In another verse, referring to one companion, we have: “Is someone who is a believer like him who is a transgressor? They are not alike.” [32:18]

This individual, according to definite historical evidence, was Walīd b. ʿUqba, one of the companions of the Prophet, who despite having the double merit of being a companion and of having made the Hijrah with the earliest Muslims, was unable to preserve his good name, and through having lied about the tribe of Banī Mustaliq, earned the title of fāsiqfrom Allāh (SWT).

Taking due note of this verse and other similar ones and with regard also to those aḥādīthin which certain companions are severely criticized and likewise, taking into account the historical evidence pertaining to certain companions, one cannot definitively regard all of the Prophet’s companions – whose number exceeds 100,000 as being equally just and pious.

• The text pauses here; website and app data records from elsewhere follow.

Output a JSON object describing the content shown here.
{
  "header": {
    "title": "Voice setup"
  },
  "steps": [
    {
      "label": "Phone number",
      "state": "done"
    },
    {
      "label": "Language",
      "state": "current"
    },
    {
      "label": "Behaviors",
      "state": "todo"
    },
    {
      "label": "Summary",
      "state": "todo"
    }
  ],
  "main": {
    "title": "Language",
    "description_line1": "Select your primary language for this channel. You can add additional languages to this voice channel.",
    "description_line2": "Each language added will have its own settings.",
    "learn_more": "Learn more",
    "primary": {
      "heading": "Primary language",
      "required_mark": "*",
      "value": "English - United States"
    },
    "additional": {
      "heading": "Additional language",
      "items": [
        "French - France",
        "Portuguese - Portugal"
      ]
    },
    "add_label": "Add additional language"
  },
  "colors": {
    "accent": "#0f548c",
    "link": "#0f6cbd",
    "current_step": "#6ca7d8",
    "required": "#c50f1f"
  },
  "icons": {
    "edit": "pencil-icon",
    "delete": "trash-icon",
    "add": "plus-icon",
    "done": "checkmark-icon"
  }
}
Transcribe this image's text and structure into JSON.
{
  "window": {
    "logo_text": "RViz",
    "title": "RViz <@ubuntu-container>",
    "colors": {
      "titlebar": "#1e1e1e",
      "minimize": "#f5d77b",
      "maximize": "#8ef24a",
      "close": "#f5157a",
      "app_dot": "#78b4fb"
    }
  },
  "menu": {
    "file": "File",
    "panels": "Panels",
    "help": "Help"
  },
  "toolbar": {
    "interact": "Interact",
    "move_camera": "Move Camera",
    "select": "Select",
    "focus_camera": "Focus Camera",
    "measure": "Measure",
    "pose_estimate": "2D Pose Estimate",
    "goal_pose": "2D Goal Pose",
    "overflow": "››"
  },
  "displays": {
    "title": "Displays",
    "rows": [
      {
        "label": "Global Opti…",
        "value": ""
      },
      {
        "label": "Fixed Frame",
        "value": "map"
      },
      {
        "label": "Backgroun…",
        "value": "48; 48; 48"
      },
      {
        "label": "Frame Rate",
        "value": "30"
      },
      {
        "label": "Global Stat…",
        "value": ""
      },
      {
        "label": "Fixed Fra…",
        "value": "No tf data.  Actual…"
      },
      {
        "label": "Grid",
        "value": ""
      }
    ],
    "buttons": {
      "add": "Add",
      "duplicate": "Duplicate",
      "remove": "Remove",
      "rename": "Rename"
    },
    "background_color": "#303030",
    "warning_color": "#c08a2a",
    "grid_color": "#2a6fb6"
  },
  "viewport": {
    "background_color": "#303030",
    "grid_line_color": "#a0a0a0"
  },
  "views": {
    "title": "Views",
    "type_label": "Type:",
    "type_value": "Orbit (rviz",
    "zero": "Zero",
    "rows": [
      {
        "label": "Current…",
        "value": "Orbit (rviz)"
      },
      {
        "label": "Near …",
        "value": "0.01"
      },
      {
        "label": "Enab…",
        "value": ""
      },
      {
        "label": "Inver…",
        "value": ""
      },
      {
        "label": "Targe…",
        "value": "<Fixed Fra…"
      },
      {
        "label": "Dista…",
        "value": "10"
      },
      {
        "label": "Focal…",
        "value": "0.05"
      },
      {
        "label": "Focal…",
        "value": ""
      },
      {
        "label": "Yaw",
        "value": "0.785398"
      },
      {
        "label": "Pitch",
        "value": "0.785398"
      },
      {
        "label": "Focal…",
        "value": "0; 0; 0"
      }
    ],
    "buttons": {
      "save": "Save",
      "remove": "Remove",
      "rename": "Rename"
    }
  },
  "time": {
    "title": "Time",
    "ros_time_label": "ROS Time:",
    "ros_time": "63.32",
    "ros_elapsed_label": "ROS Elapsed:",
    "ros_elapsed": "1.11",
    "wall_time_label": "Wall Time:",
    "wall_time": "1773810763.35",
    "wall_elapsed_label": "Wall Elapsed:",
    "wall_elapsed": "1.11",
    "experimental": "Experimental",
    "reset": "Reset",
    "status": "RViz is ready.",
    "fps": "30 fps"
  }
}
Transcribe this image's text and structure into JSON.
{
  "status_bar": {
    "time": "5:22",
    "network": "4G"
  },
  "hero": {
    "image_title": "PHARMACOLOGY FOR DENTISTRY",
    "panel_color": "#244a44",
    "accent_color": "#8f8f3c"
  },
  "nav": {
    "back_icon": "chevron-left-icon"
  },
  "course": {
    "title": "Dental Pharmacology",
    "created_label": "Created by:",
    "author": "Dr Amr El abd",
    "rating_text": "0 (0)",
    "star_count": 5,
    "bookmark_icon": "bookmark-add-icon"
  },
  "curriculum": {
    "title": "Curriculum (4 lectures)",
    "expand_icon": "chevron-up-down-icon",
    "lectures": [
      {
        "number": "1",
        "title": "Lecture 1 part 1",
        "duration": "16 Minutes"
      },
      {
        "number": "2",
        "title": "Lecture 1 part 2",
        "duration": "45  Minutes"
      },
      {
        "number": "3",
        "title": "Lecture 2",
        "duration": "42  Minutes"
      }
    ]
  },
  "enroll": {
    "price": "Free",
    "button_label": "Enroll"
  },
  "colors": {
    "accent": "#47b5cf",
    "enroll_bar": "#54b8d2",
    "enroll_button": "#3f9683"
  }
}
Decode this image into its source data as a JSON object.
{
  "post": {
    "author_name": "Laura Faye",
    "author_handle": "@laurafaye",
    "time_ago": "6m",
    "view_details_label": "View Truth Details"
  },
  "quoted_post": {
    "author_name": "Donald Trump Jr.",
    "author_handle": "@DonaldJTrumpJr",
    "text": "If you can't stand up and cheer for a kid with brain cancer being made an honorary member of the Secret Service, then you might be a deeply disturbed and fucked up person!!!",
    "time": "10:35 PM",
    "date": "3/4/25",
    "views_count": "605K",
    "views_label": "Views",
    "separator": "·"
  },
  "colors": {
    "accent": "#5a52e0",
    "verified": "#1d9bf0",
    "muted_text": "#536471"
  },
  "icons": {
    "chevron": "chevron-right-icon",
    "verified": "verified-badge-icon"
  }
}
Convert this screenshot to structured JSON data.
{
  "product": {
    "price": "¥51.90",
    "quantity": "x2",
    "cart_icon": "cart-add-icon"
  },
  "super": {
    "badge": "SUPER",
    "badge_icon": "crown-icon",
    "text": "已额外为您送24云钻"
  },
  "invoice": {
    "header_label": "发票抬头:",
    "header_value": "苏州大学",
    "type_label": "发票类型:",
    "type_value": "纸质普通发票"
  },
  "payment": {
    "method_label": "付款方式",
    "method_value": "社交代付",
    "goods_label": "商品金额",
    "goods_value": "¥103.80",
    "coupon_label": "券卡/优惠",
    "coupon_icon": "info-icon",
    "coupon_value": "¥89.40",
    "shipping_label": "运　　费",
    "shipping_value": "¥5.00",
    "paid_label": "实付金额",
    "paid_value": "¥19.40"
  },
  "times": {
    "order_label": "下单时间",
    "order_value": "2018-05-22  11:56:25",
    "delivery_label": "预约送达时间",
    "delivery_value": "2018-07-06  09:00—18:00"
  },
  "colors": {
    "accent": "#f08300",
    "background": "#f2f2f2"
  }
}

What is at issue here is whether we can justifiably regard all of the companions as equally just; it is not a question of insulting them. Unfortunately, some people do not distinguish between the two issues, and accuse those who oppose the notion of equal justice in all the companions of falling into the error of insulting and criticizing the companions.

To conclude this discussion, we should like to stress that the Shīʿahs of the Imāmī school do not believe that the respect we have for those who have had the privilege of companionship with the Prophet should prevent us from objectively evaluating their actions. We hold that association with the Prophet cannot on its own give rise to immunity from sin for the rest of one’s life. The basis for this evaluation by the Shīʿahs is derived from Qurʾānic verses, sound aḥādīth, corroborated historical sources and from basic common sense.

It is very unfortunate that it in the modern day, religion is presented as being incompatible with science. This has taken place due to two main reasons. Firstly, due to the persecution of scientists prior to the Renaissance at the hands of the Church for proposing scientific theories that was understood as contradicting the teachings of the Bible. Secondly, due to the widely circulating propaganda against religion by ardent atheists.

The truth is that there is absolutely no incompatibility between religion and science. Most of the greatest scientists in history were devoted believers in God and the same holds true today. Science is in fact a subset of religion and a tool through which human beings can learn about the creation of Allāh (SWT). Unlike other scriptures, not a single example of a scientific error can be found in the Qurʾān. Rather, this 1400 years old scripture contains countless scientific facts which have astounded scientists, as many of these were discovered much later and continue to be discovered to this very day. Science thrived during the ʿAbbāsid era of Islamic history and Islamic teachings to explore and discover the creations of Allāh (SWT) was the main motivating factor for Muslim scientists in their endeavours. It was also due to the eventual acquaintance of the West with works of Muslim scientists that eventually allowed the Western world to come out of the Dark Ages.

Please refer to Lesson 4 of the Class 7 Madressa manual.

Please refer to Lesson 4 of the Class 7 Madressa manual.

Please refer to Lesson 1 of the Class 9 Madressa manual.